The old site of Samarkand was occupied c 500 BC to 1220 AD. It was on high ground, for defensive reasons, and is therefore arid. There is a river valley to the north and there was a large fertile plain to the south (now the site of Samarkand). Timur Tamerlane's citadel was on Afrasiyab but he spent his time moving between residential orchard gardens in the fertile oasis land around Afrasiyab. They were places to relax with one's wives, beside irrigation streams and in the cool shade of luscious fruit trees. In the Sogdian language, Samarkand means 'Stone Fort' or 'Rock Town'. James Elroy Flecker wrote that:
We travel not for trafficking alone;
By hotter winds our hearts are fanned:
For lust of knowing what should not be known
We take the Golden Road to Samarkand.

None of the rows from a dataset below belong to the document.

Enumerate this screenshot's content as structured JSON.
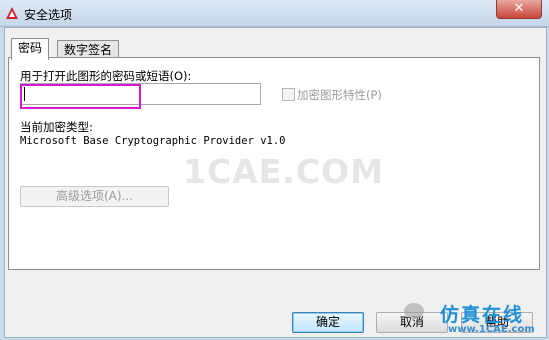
{
  "window": {
    "title": "安全选项",
    "close_symbol": "✕"
  },
  "tabs": [
    {
      "label": "密码",
      "active": true
    },
    {
      "label": "数字签名",
      "active": false
    }
  ],
  "password_section": {
    "prompt_label": "用于打开此图形的密码或短语(O):",
    "input_value": "",
    "encrypt_props_label": "加密图形特性(P)",
    "encrypt_props_checked": false
  },
  "encryption": {
    "type_label": "当前加密类型:",
    "type_value": "Microsoft Base Cryptographic Provider v1.0"
  },
  "advanced_button": "高级选项(A)...",
  "footer": {
    "ok_label": "确定",
    "cancel_label": "取消",
    "help_label": "帮助"
  },
  "watermark": {
    "center": "1CAE.COM",
    "brand": "仿真在线",
    "brand_url": "www.1CAE.com"
  },
  "colors": {
    "highlight": "#d418d4",
    "accent": "#1f8fd6"
  }
}
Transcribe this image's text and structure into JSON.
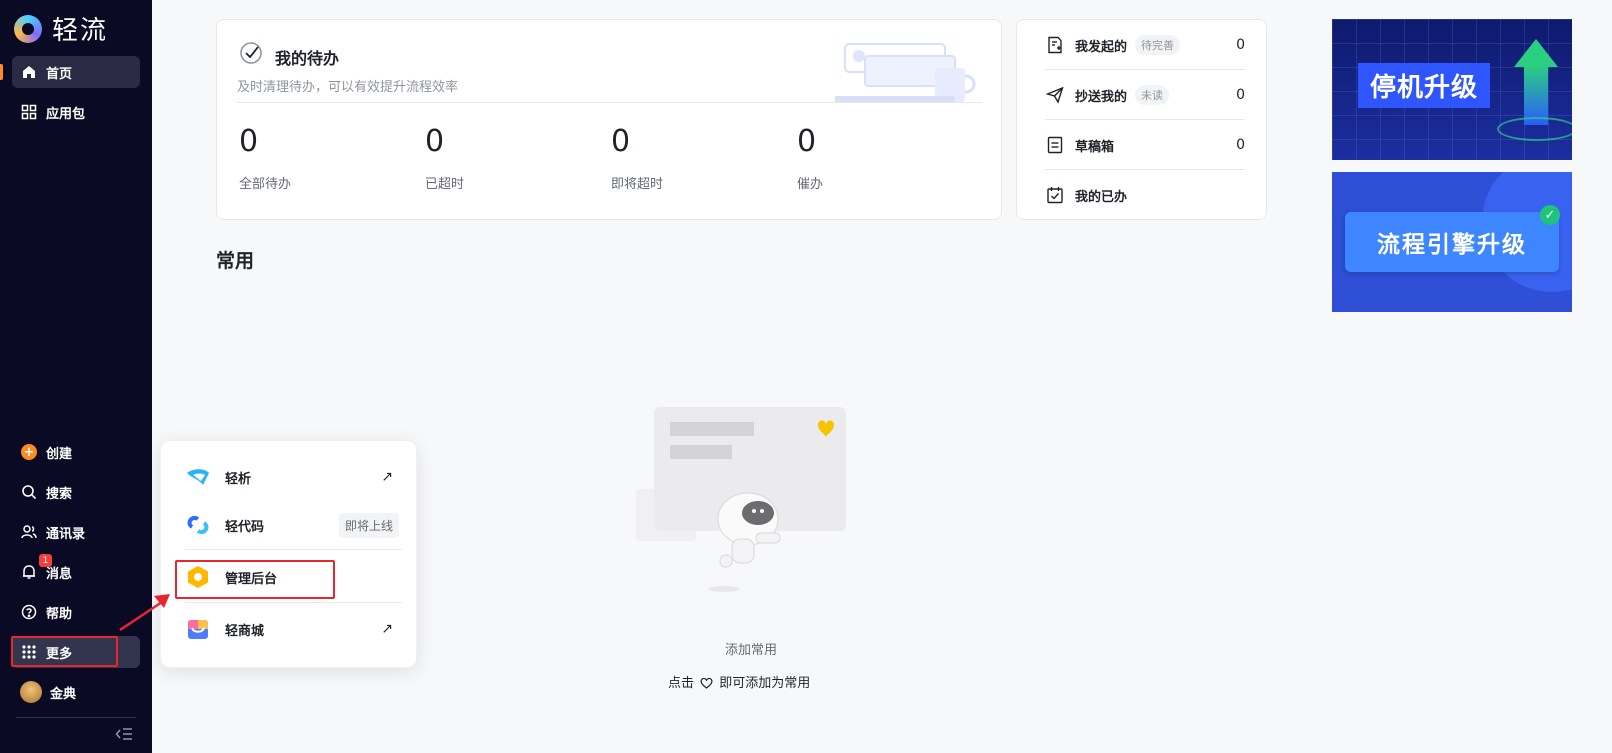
{
  "app": {
    "name": "轻流"
  },
  "sidebar": {
    "top_items": [
      {
        "label": "首页",
        "icon": "home-icon"
      },
      {
        "label": "应用包",
        "icon": "grid-icon"
      }
    ],
    "bottom_items": [
      {
        "label": "创建",
        "icon": "plus-circle-icon"
      },
      {
        "label": "搜索",
        "icon": "search-icon"
      },
      {
        "label": "通讯录",
        "icon": "contacts-icon"
      },
      {
        "label": "消息",
        "icon": "bell-icon",
        "badge": "1"
      },
      {
        "label": "帮助",
        "icon": "help-icon"
      },
      {
        "label": "更多",
        "icon": "apps-icon"
      },
      {
        "label": "金典",
        "icon": "avatar"
      }
    ]
  },
  "todo": {
    "title": "我的待办",
    "subtitle": "及时清理待办，可以有效提升流程效率",
    "stats": [
      {
        "value": "0",
        "label": "全部待办"
      },
      {
        "value": "0",
        "label": "已超时"
      },
      {
        "value": "0",
        "label": "即将超时"
      },
      {
        "value": "0",
        "label": "催办"
      }
    ]
  },
  "quick_list": [
    {
      "label": "我发起的",
      "tag": "待完善",
      "count": "0",
      "icon": "doc-plus-icon"
    },
    {
      "label": "抄送我的",
      "tag": "未读",
      "count": "0",
      "icon": "send-icon"
    },
    {
      "label": "草稿箱",
      "tag": "",
      "count": "0",
      "icon": "draft-icon"
    },
    {
      "label": "我的已办",
      "tag": "",
      "count": "",
      "icon": "calendar-check-icon"
    }
  ],
  "banners": [
    {
      "label": "停机升级"
    },
    {
      "label": "流程引擎升级"
    }
  ],
  "common": {
    "title": "常用",
    "empty_title": "添加常用",
    "empty_hint_prefix": "点击",
    "empty_hint_suffix": "即可添加为常用"
  },
  "more_menu": [
    {
      "label": "轻析",
      "icon": "qingxi-icon",
      "external": "↗"
    },
    {
      "label": "轻代码",
      "icon": "qingdaima-icon",
      "badge": "即将上线"
    },
    {
      "label": "管理后台",
      "icon": "admin-icon"
    },
    {
      "label": "轻商城",
      "icon": "mall-icon",
      "external": "↗"
    }
  ],
  "colors": {
    "sidebar_bg": "#0b0a24",
    "accent": "#ff8a1f",
    "highlight_box": "#e7262f"
  }
}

Fragments of one of Timur's gardens survives by the Ak Sarai.